The shutdown process is initiated.
Server shutdown can be initiated several ways. For
example, a user with the
privilege can execute a mysqladmin
shutdown command. mysqladmin
can be used on any platform supported by MySQL. Other
operating system-specific shutdown initiation methods are
possible as well: The server shuts down on Unix when it
SIGTERM signal. A server
running as a service on Windows shuts down when the
services manager tells it to.
The server creates a shutdown thread if necessary.
Depending on how shutdown was initiated, the server might
create a thread to handle the shutdown process. If
shutdown was requested by a client, a shutdown thread is
created. If shutdown is the result of receiving a
SIGTERM signal, the signal thread might
handle shutdown itself, or it might create a separate
thread to do so. If the server tries to create a shutdown
thread and cannot (for example, if memory is exhausted),
it issues a diagnostic message that appears in the error
Error: Can't create thread to kill server
The server stops accepting new connections.
To prevent new activity from being initiated during
shutdown, the server stops accepting new client
connections. It does this by closing the network
connections to which it normally listens for connections:
the TCP/IP port, the Unix socket file, the Windows named
pipe, and shared memory on Windows.
The server terminates current activity.
For each thread that is associated with a client
connection, the connection to the client is broken and the
thread is marked as killed. Threads die when they notice
that they are so marked. Threads for idle connections die
quickly. Threads that currently are processing statements
check their state periodically and take longer to die. For
additional information about thread termination, see
Section 22.214.171.124, “
KILL Syntax”, in particular for the instructions
REPAIR TABLE or
OPTIMIZE TABLE operations on
For threads that have an open transaction, the transaction
is rolled back.
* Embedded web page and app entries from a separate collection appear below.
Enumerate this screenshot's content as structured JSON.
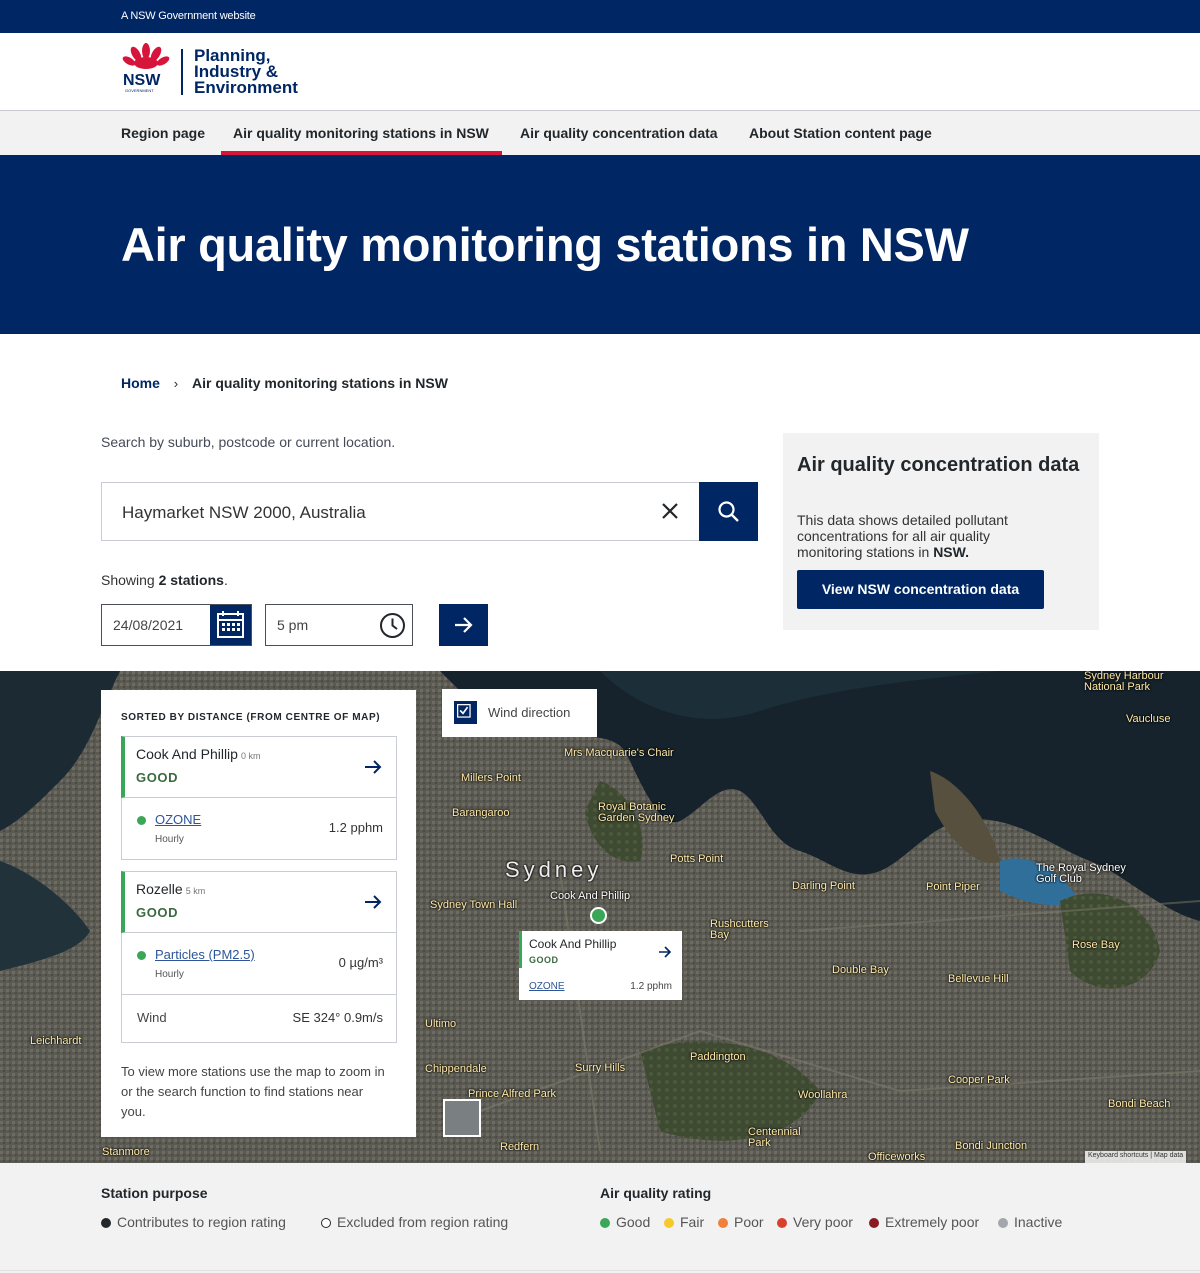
{
  "masthead": {
    "text": "A NSW Government website"
  },
  "brand": {
    "logo_word": "NSW",
    "logo_sub": "GOVERNMENT",
    "line1": "Planning,",
    "line2": "Industry &",
    "line3": "Environment"
  },
  "nav": {
    "items": [
      {
        "label": "Region page",
        "active": false
      },
      {
        "label": "Air quality monitoring stations in NSW",
        "active": true
      },
      {
        "label": "Air quality concentration data",
        "active": false
      },
      {
        "label": "About Station content page",
        "active": false
      }
    ],
    "active_color": "#d7153a"
  },
  "hero": {
    "title": "Air quality monitoring stations in NSW",
    "bg": "#002664"
  },
  "breadcrumb": {
    "home": "Home",
    "current": "Air quality monitoring stations in NSW"
  },
  "search": {
    "hint": "Search by suburb, postcode or current location.",
    "value": "Haymarket NSW 2000, Australia",
    "showing_prefix": "Showing ",
    "showing_count": "2 stations",
    "showing_suffix": ".",
    "date": "24/08/2021",
    "time": "5 pm"
  },
  "side_card": {
    "title": "Air quality concentration data",
    "body": "This data shows detailed pollutant concentrations for all air quality monitoring stations in ",
    "body_bold": "NSW.",
    "button": "View NSW concentration data"
  },
  "station_panel": {
    "sort_label": "SORTED BY DISTANCE (FROM CENTRE OF MAP)",
    "stations": [
      {
        "name": "Cook And Phillip",
        "distance": "0 km",
        "rating": "GOOD",
        "pollutant": "OZONE",
        "period": "Hourly",
        "value": "1.2 pphm"
      },
      {
        "name": "Rozelle",
        "distance": "5 km",
        "rating": "GOOD",
        "pollutant": "Particles (PM2.5)",
        "period": "Hourly",
        "value": "0 µg/m³",
        "wind_label": "Wind",
        "wind_value": "SE 324° 0.9m/s"
      }
    ],
    "note": "To view more stations use the map to zoom in or the search function to find stations near you."
  },
  "map": {
    "wind_toggle": "Wind direction",
    "wind_checked": true,
    "popup": {
      "name": "Cook And Phillip",
      "rating": "GOOD",
      "pollutant": "OZONE",
      "value": "1.2 pphm"
    },
    "labels": {
      "sydney": "Sydney",
      "cook": "Cook And Phillip",
      "macquarie": "Mrs Macquarie's Chair",
      "milsons": "Millers Point",
      "barangaroo": "Barangaroo",
      "botanic": "Royal Botanic Garden Sydney",
      "potts": "Potts Point",
      "darling_pt": "Darling Point",
      "point_piper": "Point Piper",
      "golf": "The Royal Sydney Golf Club",
      "rose_bay": "Rose Bay",
      "bellevue": "Bellevue Hill",
      "double_bay": "Double Bay",
      "rushcutters": "Rushcutters Bay",
      "paddington": "Paddington",
      "surry": "Surry Hills",
      "ultimo": "Ultimo",
      "chippendale": "Chippendale",
      "redfern": "Redfern",
      "woollahra": "Woollahra",
      "centennial": "Centennial Park",
      "bondi_jn": "Bondi Junction",
      "bondi_beach": "Bondi Beach",
      "vaucluse": "Vaucluse",
      "harbour_np": "Sydney Harbour National Park",
      "leichhardt": "Leichhardt",
      "stanmore": "Stanmore",
      "cooper": "Cooper Park",
      "prince_alfred": "Prince Alfred Park",
      "town_hall": "Sydney Town Hall",
      "officeworks": "Officeworks"
    },
    "attribution": "Keyboard shortcuts | Map data"
  },
  "legend": {
    "purpose_title": "Station purpose",
    "purpose_items": [
      "Contributes to region rating",
      "Excluded from region rating"
    ],
    "rating_title": "Air quality rating",
    "rating_items": [
      {
        "label": "Good",
        "color": "#3aa657"
      },
      {
        "label": "Fair",
        "color": "#f5c92c"
      },
      {
        "label": "Poor",
        "color": "#f0813a"
      },
      {
        "label": "Very poor",
        "color": "#d9412d"
      },
      {
        "label": "Extremely poor",
        "color": "#8a1a22"
      },
      {
        "label": "Inactive",
        "color": "#a3a6ab"
      }
    ]
  }
}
Note that if a thread is updating a
non-transactional table, an operation such as a
INSERT may leave the table partially
updated, because the operation can terminate before
If the server is a master replication server, threads
associated with currently connected slaves are treated
like other client threads. That is, each one is marked as
killed and exits when it next checks its state.
If the server is a slave replication server, the I/O and
SQL threads, if active, are stopped before client threads
are marked as killed. The SQL thread is allowed to finish
its current statement (to avoid causing replication
problems), and then stops. If the SQL thread was in the
middle of a transaction at this point, the transaction is
Storage engines are shut down or closed.
At this stage, the table cache is flushed and all open
tables are closed.
Each storage engine performs any actions necessary for
tables that it manages. For example,
MyISAM flushes any pending index writes
for a table.
InnoDB flushes its buffer
pool to disk, unless
innodb_fast_shutdown is 2, writes the
current LSN to the tablespace, and terminates its own
The server exits.